Harley-Davidson Road King review

Posted: 25 Mar 2013

Classic. Timeless. Epitome of a custom touring machine… you’ve heard all the civilised ways to describe a Harley touring machine and most of them are correct. Except they only look timeless because the USA Harley-buying market wants them that way. But in fact – and you have to trust us on this – Harleys do get upgraded with modern technology. Well, as modern as Harley can be.

One such case is Harley’s touring family. In 2009 they all got a major upgrade with a new frame that is something akin to 100% stiffer in all planes and tweaked suspension. One such bike bestowed with this is the all-time favourite Road King.

True to its word, the Road King doesn’t look any different at first glance apart from some different, deep and groovy covering paint – love the two-tone blue/white finish. Proof of the changes is the way it rides. Thanks to the new frame and revised engine mounts, the Road King feels 99% better on most pothole strewn roads America cared to throw at us (plenty, along with lashings of overbanding and overfilled repaired holes).

The missing last couple of percent is acceptable given that you have to be riding at a good lick to get out of shape of sorts. It was no surprise to note the rear suspension is still set for comfort and easily caves in when hitting big bumps/holes to punch you straight up the chuff-tube. Pumping up the air-charged shocks makes a difference but this is supposed to be for fully laden touring duties. Maybe Harley might figure out that standard settings are complete poo. One day.

As a touring bike the Road King does it in complete style. Dressed in old-age clothes the bike draws admiring looks everywhere; yes, stationary or rolling. The high bars and comfortable footboards (bit of a stretch to be truly comfortable if under 5ft 8in) place you in a world of satisfying peace and comfort. The addition of a genuine all-American QD screen is worth it on longer runs. The brakes are still hopelessly weak and you sometimes wonder if the ABS will wake up because of it.

Then there’s the engine, all 1584cc of it, or rather 103ci. Delightfully charismatic and capable of pulling some weight most of the day. To be truthful it could do with some more cubes to make hills less asthmatic in delivery and make the top end cruising a little more relaxed. It has six gears but top cog is overdrive that translates as overkill.

+ points – classic looks. Excellent perch to view the world at 65-70mph. Admired by many
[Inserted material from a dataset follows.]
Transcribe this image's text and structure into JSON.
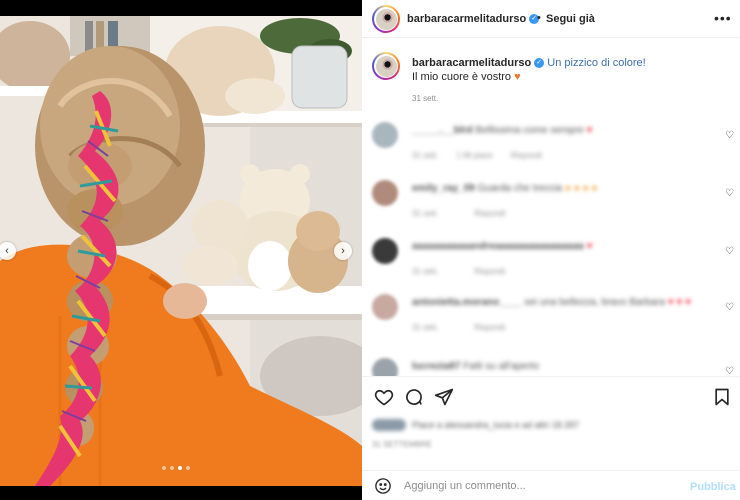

-  points – bit gutless with load and hills. Brakes could be from the last millennium

Year: 2009-2011
Power: n/a bhp, 92.6ft lbs
Dry weight: 368.3kg
Seat height: 760mm
Colours: blue/white, gold/white, red